He knocked again. “Please let me in. We can talk about this. We need to talk about this.”
Still no answer.
He could just barge right in there, there was no lock on the door. But something told him Skylar wouldn’t appreciate that. If she needed her space, then perhaps the least he could do after his monumental screw-up, was give it to her.
Nash hobbled back to bed. He lay on his back, staring at the ceiling.
His body was craving sleep, and his leg ached like a bitch, but he knew his mind would give him no rest.
An hour later, Nash was still staring at the ceiling, still with no clarity on how to approach his problem with Skylar.
There was a noise outside his window. Nash sat up, listening intently. There it was again. A thump, followed by a shout. Something was going on.
Quickly, he pulled on some shorts. And then reached for his nightstand, retrieving his weapon from the top drawer. He’d taken to keeping the loaded gun in his bedside table at night for easy access. He slid quietly out of the bedroom and walked down the hallway, making sure that Skylar’s bedroom door remained shut. Holding his weapon in both hands, pointed at the floor, he stood in the middle of the living room, listening.
There were no more noises, and no more shouting. He wanted to check outside, but he dared not leave Skylar unprotected. So, he waited, staying away from the windows and the door, knowing that Newman would report if there was anything amiss. He flicked on the light switch for the backyard spotlight, knowing it’d light up the whole of the yard. The small light above the front porch was left all night as extra security, but he left all the internal lights off, except for the kitchen, which’d been on the whole time.
Just when he could no longer stand the suspense, there was a quiet knock on the front door, and Newman called out, “Senior Constable King, it’s me, Constable Newman. May I enter?”
Recognizing the other man’s voice, Nash lowered his weapon, but kept it ready, just in case. Limping to the front door, he unlocked the deadbolt. “Come in,” he muttered.
“Sorry to disturb you, sir.” The young man seemed out of breath and agitated.
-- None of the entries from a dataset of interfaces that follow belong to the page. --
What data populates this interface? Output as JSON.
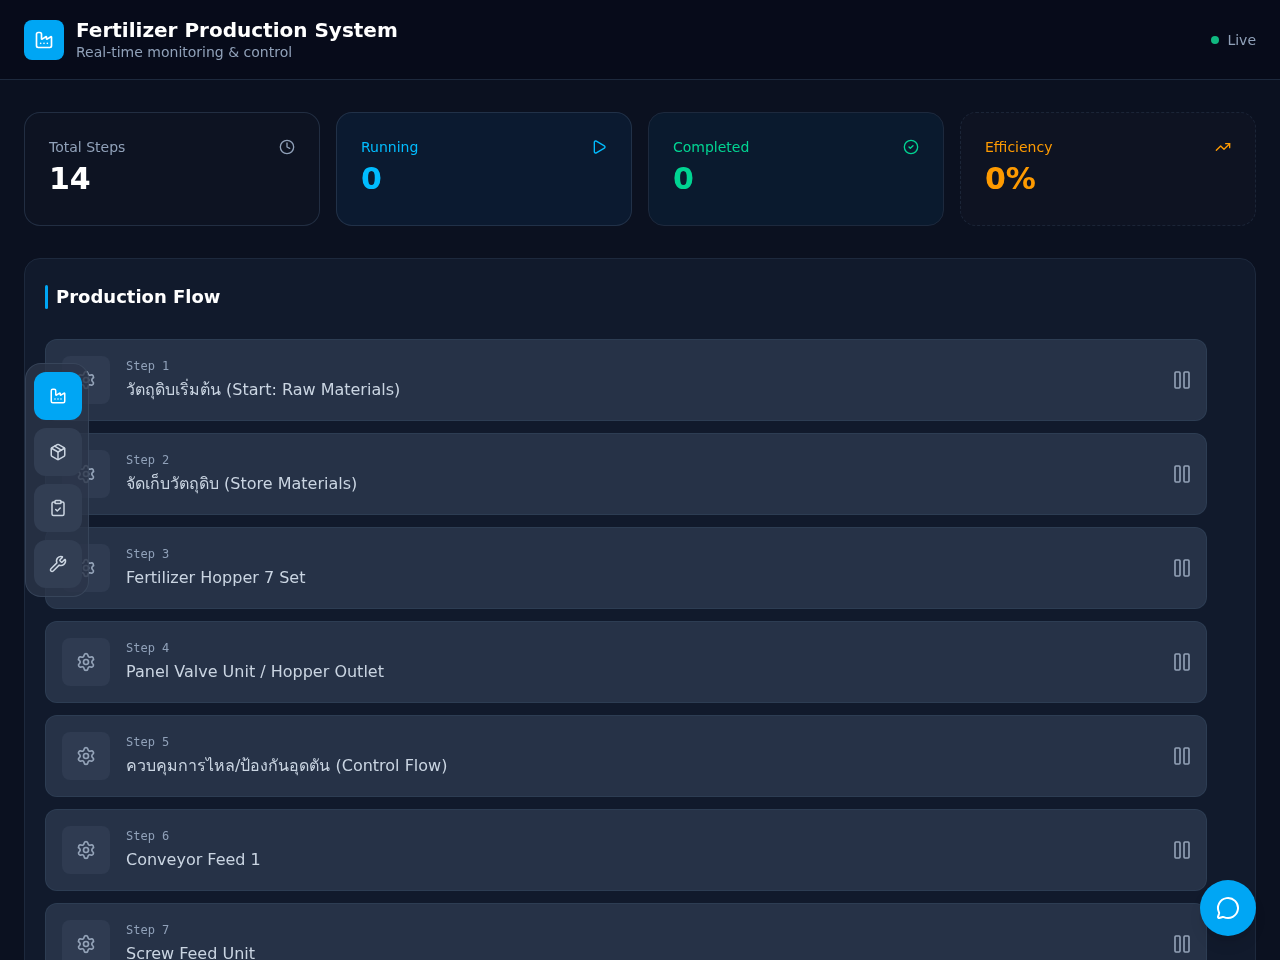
{
  "header": {
    "title": "Fertilizer Production System",
    "subtitle": "Real-time monitoring & control",
    "status": {
      "label": "Live",
      "color": "#10b981"
    }
  },
  "stats": [
    {
      "kind": "total",
      "label": "Total Steps",
      "value": "14"
    },
    {
      "kind": "running",
      "label": "Running",
      "value": "0"
    },
    {
      "kind": "completed",
      "label": "Completed",
      "value": "0"
    },
    {
      "kind": "efficiency",
      "label": "Efficiency",
      "value": "0%"
    }
  ],
  "sidebar": {
    "items": [
      {
        "kind": "factory",
        "selected": true
      },
      {
        "kind": "package",
        "selected": false
      },
      {
        "kind": "clipboard",
        "selected": false
      },
      {
        "kind": "wrench",
        "selected": false
      }
    ]
  },
  "flow": {
    "title": "Production Flow",
    "steps": [
      {
        "step": "Step 1",
        "name": "วัตถุดิบเริ่มต้น (Start: Raw Materials)"
      },
      {
        "step": "Step 2",
        "name": "จัดเก็บวัตถุดิบ (Store Materials)"
      },
      {
        "step": "Step 3",
        "name": "Fertilizer Hopper 7 Set"
      },
      {
        "step": "Step 4",
        "name": "Panel Valve Unit / Hopper Outlet"
      },
      {
        "step": "Step 5",
        "name": "ควบคุมการไหล/ป้องกันอุดตัน (Control Flow)"
      },
      {
        "step": "Step 6",
        "name": "Conveyor Feed 1"
      },
      {
        "step": "Step 7",
        "name": "Screw Feed Unit"
      }
    ]
  }
}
He took one look at Nash’s state of undress and the gun in his hand, and said, “But I guess you heard what was going on outside.”
Nash nodded. “Give me the rundown, Newman.” He was in no mood for chitchat. Newman looked abashed, and Nash fleetingly wondered if he’d been caught dozing on the job.
“There was someone outside,” Newman said. “I heard something, but I wasn’t sure at first. It’s hard to hear anything over the crickets and the cane toads at night sometimes.”
Nash nodded impatiently for Newman to continue.
“I’d just finished a perimeter check fifteen minutes beforehand, and I was standing in the front driveway. There were a few odd noises, but I checked the road and saw no unusual cars, or other activity, so I ignored it, at first. It wasn’t until I heard a definite thump and then a scraping sound, like maybe someone was trying to jimmy a window open, that I decided to investigate. I crept around the side of the house. But whoever was there must’ve heard me coming. They took off before I could get a good look at them. I gave chase, but they disappeared into the bush over the back fence.”
Nash’s house was on the outskirts of town, and while it had a neat little grassy yard, it backed on to an area of surrounding bushland. Dirt trails crisscrossed the area like a maze. The guy could be anywhere by now.
“I should’ve investigated earlier. I’m sorry,” Newman said.
“Are you sure there was only one person?” Nash asked. He was playing out scenarios in his head, trying to figure out if they were indeed safe now. They’d all become a little too casual about this whole threat, not quite believing the gunman would try again. Newman wasn’t the only one to blame for his lack of urgency, Nash was also culpable.
“I can’t be sure, sir. I didn’t really see much of anything. It was too dark. I heard someone clamber over the fence and saw the fleeting impression of a lone figure disappearing into the trees. That’s all.”
“Okay,” Nash said slowly. It seemed like the threat was gone. For now.
“I’m sorry, sir,” Newman apologized again.
“No harm done. You did a good job,” Nash replied gruffly, placating the young constable. He hadn’t done anything wrong. And perhaps if he hadn’t been so vigilant, whoever was out there may well have got inside.
There was a noise, and both men swung around at the same time to see Skylar come down the hallway, hair tousled and eyes bloodshot. Thankfully, she’d donned a pair of pyjamas. “What’s going on?”